After watching this film now as an adult, I see so much of what I missed as a child. This story isn't merely a film about a man with scissors for hands. It's about appearances being deceiving. The townspeople in this fictional suburbia seem like they have it all figured out: perfect lives, perfect lawns, perfect...lies. On the flip side, Edward seems to be the one who is messed up, alienated, a loner, and yet, he is the one with an unmistakable purity and innocence. As a classroom teacher, I see this all-too often. There are students who think they don't fit in, don't belong, simply because they look different from the status quo. If you find yourself among this number, I want to encourage you to not be deceived like my friend Scott was. It could be that you are the only normal one among all the odd ones.
The Friday before the Thanksgiving break was low in attendance. There were a ton of students on a field trips that day, and many had Thanksgiving plans. For the faithful remnant who stayed behind, I asked you all an important question. Should Edward have come down from the mountain at all? Yes, he fell in love with Kim and enjoyed the simple things we all take for granted, but he was also judged and hurt and ended up fleeing back to his mountain estranged from civilization again. A few of you said, no, he should have never come down because he ended up being injured.
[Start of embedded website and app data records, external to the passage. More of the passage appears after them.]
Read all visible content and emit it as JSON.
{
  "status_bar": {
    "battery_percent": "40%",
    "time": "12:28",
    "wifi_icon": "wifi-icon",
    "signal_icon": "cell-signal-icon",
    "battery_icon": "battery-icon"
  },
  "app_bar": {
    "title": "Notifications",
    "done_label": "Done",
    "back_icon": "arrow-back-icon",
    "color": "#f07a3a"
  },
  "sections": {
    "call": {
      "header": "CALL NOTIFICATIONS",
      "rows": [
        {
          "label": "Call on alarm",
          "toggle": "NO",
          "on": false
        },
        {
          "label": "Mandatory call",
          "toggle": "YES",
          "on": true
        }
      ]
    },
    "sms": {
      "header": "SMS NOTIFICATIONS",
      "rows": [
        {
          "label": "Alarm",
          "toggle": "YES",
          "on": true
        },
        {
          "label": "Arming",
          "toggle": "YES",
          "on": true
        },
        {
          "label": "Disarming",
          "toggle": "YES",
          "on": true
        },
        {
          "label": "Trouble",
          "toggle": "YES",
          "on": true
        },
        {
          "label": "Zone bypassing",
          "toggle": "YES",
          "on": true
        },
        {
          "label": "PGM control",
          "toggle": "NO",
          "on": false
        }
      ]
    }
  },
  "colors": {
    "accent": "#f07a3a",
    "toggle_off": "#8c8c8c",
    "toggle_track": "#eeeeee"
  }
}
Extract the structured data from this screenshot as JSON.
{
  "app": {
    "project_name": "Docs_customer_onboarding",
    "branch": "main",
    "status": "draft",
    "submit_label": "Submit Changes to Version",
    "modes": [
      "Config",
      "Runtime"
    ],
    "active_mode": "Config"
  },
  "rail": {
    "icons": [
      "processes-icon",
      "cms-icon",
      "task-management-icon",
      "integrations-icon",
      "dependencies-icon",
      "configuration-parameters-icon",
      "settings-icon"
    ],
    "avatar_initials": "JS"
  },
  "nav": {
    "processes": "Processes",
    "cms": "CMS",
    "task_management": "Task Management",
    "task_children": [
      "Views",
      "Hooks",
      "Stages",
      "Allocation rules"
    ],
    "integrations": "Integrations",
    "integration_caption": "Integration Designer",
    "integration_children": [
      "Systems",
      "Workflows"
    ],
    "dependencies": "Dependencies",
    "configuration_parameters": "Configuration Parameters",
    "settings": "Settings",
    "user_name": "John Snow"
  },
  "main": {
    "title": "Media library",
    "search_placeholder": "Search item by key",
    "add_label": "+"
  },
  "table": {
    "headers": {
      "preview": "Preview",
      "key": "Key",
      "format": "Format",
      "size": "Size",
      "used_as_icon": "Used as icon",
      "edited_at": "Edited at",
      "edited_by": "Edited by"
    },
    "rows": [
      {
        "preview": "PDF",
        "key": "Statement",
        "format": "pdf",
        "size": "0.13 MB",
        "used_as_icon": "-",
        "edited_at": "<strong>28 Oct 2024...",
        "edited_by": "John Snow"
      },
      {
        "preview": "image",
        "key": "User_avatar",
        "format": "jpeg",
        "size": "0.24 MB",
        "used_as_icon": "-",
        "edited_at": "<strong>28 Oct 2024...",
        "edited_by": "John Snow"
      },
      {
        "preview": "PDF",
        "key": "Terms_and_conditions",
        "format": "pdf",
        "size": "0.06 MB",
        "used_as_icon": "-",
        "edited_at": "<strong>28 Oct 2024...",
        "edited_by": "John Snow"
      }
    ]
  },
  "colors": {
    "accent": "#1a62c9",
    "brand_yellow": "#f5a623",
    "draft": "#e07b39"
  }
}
However, the overwhelming majority of you said yes, he should have come down from the mountain. Despite the hurt and pain, he learned what it was to feel, and that is never something a person should regret. Each of you will be confronted with challenges that will scare you this year. Maybe it is trying out for a sport, attempting a difficult course, asking someone out on a date for the first time. Like Edward, you have a choice. You can play it safe and stay alone on the mountain, or you can put yourself out there and run the risk of getting hurt. I would give you advice, but I think you all said it best. Whether you get hurt or not, you always have something to learn and ways to grow if you take the risk. From experience, I can tell you life is too short to live with regret over the things you wish you had done but were too scared to try. Here's to hoping each of you will take on a new challenge in the upcoming year.
Coming Down from the Mountain,